ASH Daily news for 1 June 2016
- Minister for public heath given World Health Organization Director-General Award
- Northamptonshire: Smoking to be banned on hospital site
- Canada: standardised packaging for tobacco products to become compulsory
- New Zealand: Tax on cigarettes is hitting minority groups hardest
- Norway: Doctors call to ban sales of tobacco to anyone born after 2000
- South Korea: Rewards for soldiers who quit smoking
Minister for public heath given World Health Organization Director-General Award
Public health minister Jane Ellison MP has been awarded the World Health Organization (WHO) Director-General Award for her efforts in overseeing the introduction of standardised tobacco packaging.
The award came ahead of the WHO’s World No Tobacco Day, which this year called on countries across the world to introduce plain standardised tobacco packaging.Source: Nursing in Practice, 31 May 2016
Northamptonshire: Smoking to be banned on hospital site
From 6th June smoking will be prohibited across all areas of the Kettering General Hospital site. The ban is part of wider plans to improve health and wellbeing.
Sue Newing, who has been overseeing the Smoke Free project, said: “Part of our five-year strategy is for the hospital to make a larger contribution to improving public health and well-being.
“Work on this has already begun and has included the introduction of a new NHS Stop Smoking Service on our wards to help patients who want to give up.”Source: Northampton Telegraph, 01 June 2016
Canada: standardised packaging for tobacco products to become compulsory
Canadian Health Minister Jane Philpott has announced that Canada will make standardised packaging of cigarettes compulsory in a bid to cut the rate of smoking
The announcement, which follows the lead of Britain and Australia, will require a uniform, standardized colour and font on packages and restrict the use of logos and trademarks.
A final decision on what packaging rules to apply will be announced after a three-month period of public consultations.
[Editorial Note: The consultation response form is available here].
Source: Reuters, 31 May 2016
New Zealand: Tax on cigarettes is hitting minority groups hardest
Dr Marewa Glover, a New Zealand tobacco researcher, who has in the past supported tobacco tax increases, has said that tax increases discriminate against Maori, Pacific people, mental health patients and others.
Last week’s Budget said the policy of raising taxes by 10 per cent a year would continue until 2020. Dr Glover said in response: “My support was contingent on a reduction in smoking, especially for Maori women, and that hasn’t happened.”
The 2014-15 NZ Health Survey found the numbers of Maori women smoking daily fell only slightly over the past nine years, from 41.8 per cent in 2006-07 to 40 per cent. The rate for Pacific women actually increased, from 19.7 per cent to 20.6 per cent.Source: New Zealand Herald, 30 May 2016

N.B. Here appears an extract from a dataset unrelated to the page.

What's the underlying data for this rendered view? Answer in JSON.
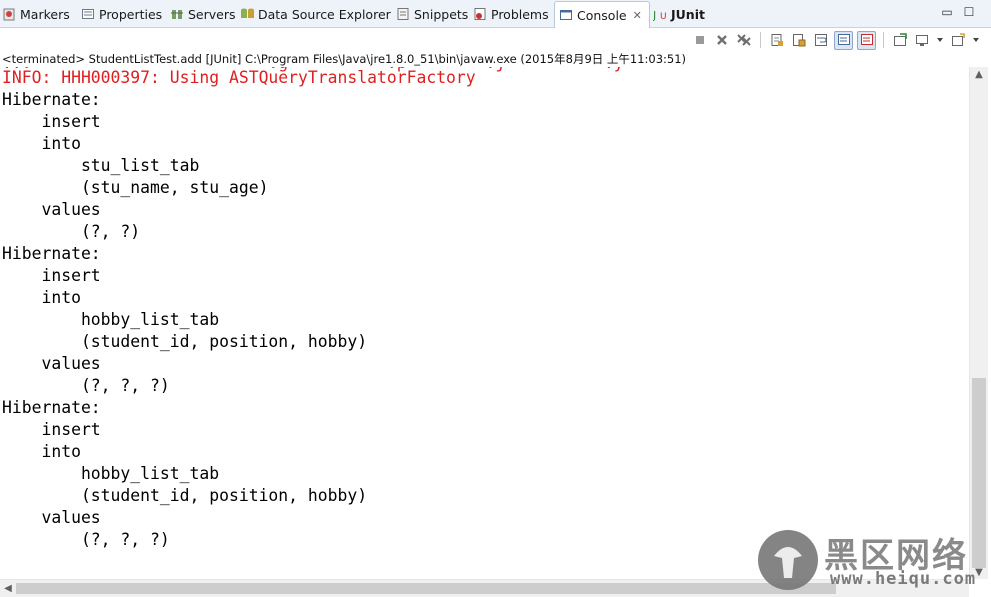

Norway: Doctors call to ban sales of tobacco to anyone born after 2000
Medical chiefs in Norway are calling for a permanent ban on selling tobacco to anyone born after 2000. The proposal is reported to be backed by six out of ten Norwegians.

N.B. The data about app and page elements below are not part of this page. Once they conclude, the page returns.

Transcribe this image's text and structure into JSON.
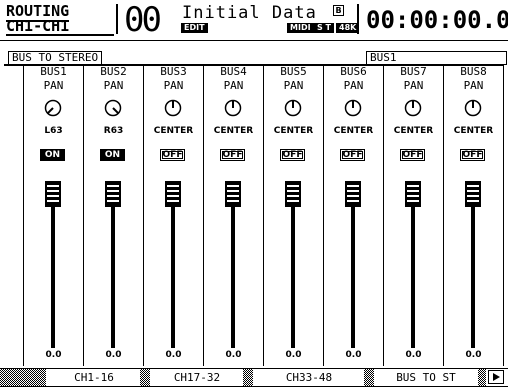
{
  "header": {
    "function": "ROUTING",
    "channel": "CH1-CH1",
    "scene_number": "00",
    "scene_title": "Initial Data",
    "edit_badge": "EDIT",
    "protect_badge": "B",
    "midi_badge": "MIDI",
    "st_badge": "S T",
    "fs_badge": "48K",
    "timecode": "00:00:00.00"
  },
  "labels": {
    "left": "BUS TO STEREO",
    "right": "BUS1"
  },
  "buses": [
    {
      "name": "BUS1",
      "pan_label": "PAN",
      "pan_value": "L63",
      "switch": "ON",
      "level": "0.0"
    },
    {
      "name": "BUS2",
      "pan_label": "PAN",
      "pan_value": "R63",
      "switch": "ON",
      "level": "0.0"
    },
    {
      "name": "BUS3",
      "pan_label": "PAN",
      "pan_value": "CENTER",
      "switch": "OFF",
      "level": "0.0"
    },
    {
      "name": "BUS4",
      "pan_label": "PAN",
      "pan_value": "CENTER",
      "switch": "OFF",
      "level": "0.0"
    },
    {
      "name": "BUS5",
      "pan_label": "PAN",
      "pan_value": "CENTER",
      "switch": "OFF",
      "level": "0.0"
    },
    {
      "name": "BUS6",
      "pan_label": "PAN",
      "pan_value": "CENTER",
      "switch": "OFF",
      "level": "0.0"
    },
    {
      "name": "BUS7",
      "pan_label": "PAN",
      "pan_value": "CENTER",
      "switch": "OFF",
      "level": "0.0"
    },
    {
      "name": "BUS8",
      "pan_label": "PAN",
      "pan_value": "CENTER",
      "switch": "OFF",
      "level": "0.0"
    }
  ],
  "tabs": [
    {
      "label": "CH1-16",
      "active": false
    },
    {
      "label": "CH17-32",
      "active": false
    },
    {
      "label": "CH33-48",
      "active": false
    },
    {
      "label": "BUS TO ST",
      "active": true
    }
  ],
  "tab_more_icon": "triangle-right-icon"
}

However, health minister Bent Hoie said his government had no plans to take up legislation leading to such a ban.Source: Mail Online, 01 June 2016

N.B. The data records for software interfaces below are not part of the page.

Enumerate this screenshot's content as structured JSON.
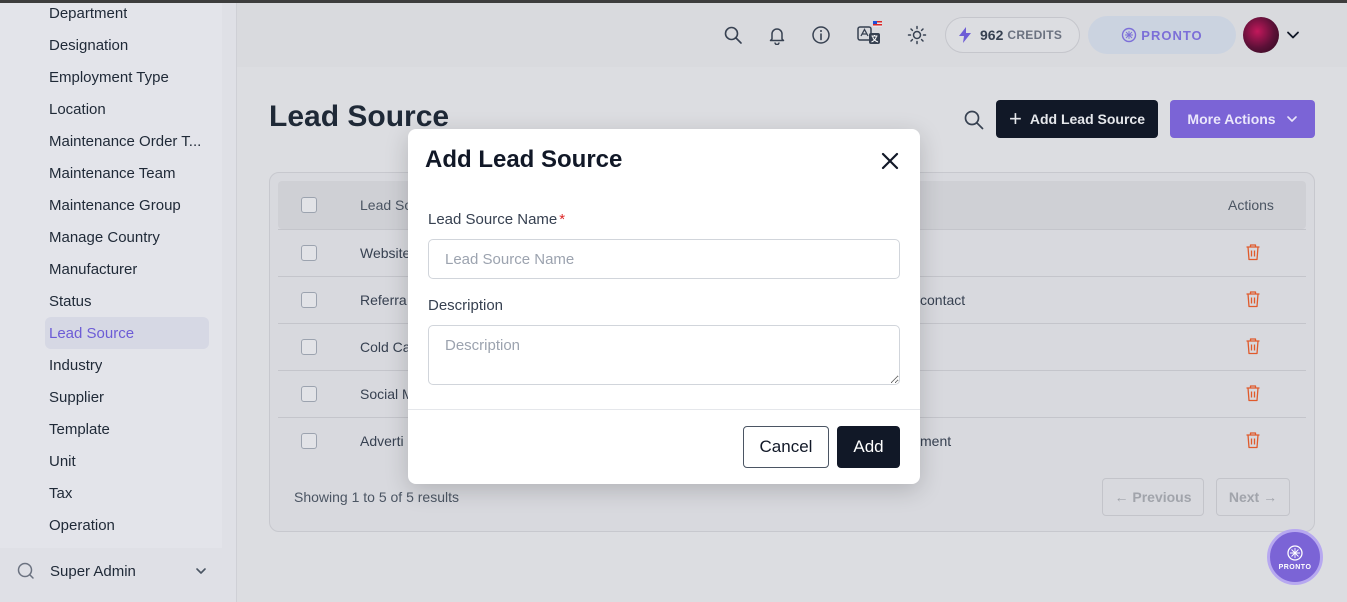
{
  "sidebar": {
    "items": [
      {
        "label": "Department"
      },
      {
        "label": "Designation"
      },
      {
        "label": "Employment Type"
      },
      {
        "label": "Location"
      },
      {
        "label": "Maintenance Order T..."
      },
      {
        "label": "Maintenance Team"
      },
      {
        "label": "Maintenance Group"
      },
      {
        "label": "Manage Country"
      },
      {
        "label": "Manufacturer"
      },
      {
        "label": "Status"
      },
      {
        "label": "Lead Source"
      },
      {
        "label": "Industry"
      },
      {
        "label": "Supplier"
      },
      {
        "label": "Template"
      },
      {
        "label": "Unit"
      },
      {
        "label": "Tax"
      },
      {
        "label": "Operation"
      }
    ],
    "active_item": "Lead Source",
    "super_admin": "Super Admin"
  },
  "header": {
    "credits_count": "962",
    "credits_label": "CREDITS",
    "brand": "PRONTO",
    "icons": [
      "search-icon",
      "bell-icon",
      "info-icon",
      "translate-icon",
      "sun-icon"
    ]
  },
  "page": {
    "title": "Lead Source",
    "add_button": "Add Lead Source",
    "more_actions": "More Actions"
  },
  "table": {
    "headers": {
      "name": "Lead So",
      "actions": "Actions"
    },
    "rows": [
      {
        "name": "Website",
        "description": ""
      },
      {
        "name": "Referra",
        "description": "contact"
      },
      {
        "name": "Cold Ca",
        "description": ""
      },
      {
        "name": "Social M",
        "description": ""
      },
      {
        "name": "Adverti",
        "description": "ment"
      }
    ],
    "showing": "Showing 1 to 5 of 5 results",
    "previous": "← Previous",
    "next": "Next →"
  },
  "modal": {
    "title": "Add Lead Source",
    "name_label": "Lead Source Name",
    "name_required": "*",
    "name_placeholder": "Lead Source Name",
    "name_value": "",
    "description_label": "Description",
    "description_placeholder": "Description",
    "description_value": "",
    "cancel": "Cancel",
    "add": "Add"
  },
  "fab": {
    "label": "PRONTO"
  },
  "colors": {
    "accent": "#7b64d6",
    "dark_button": "#111827",
    "danger": "#e05a2b"
  }
}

South Korea: Rewards for soldiers who quit smoking
South Korea has launched a new campaign offering soldiers rewards if they stop smoking.
The defence ministry is hoping it can encourage whole platoons to kick the habit, after a 2015 survey found that just over 40% of soldiers smoke.Source: BBC News, 31 May 2016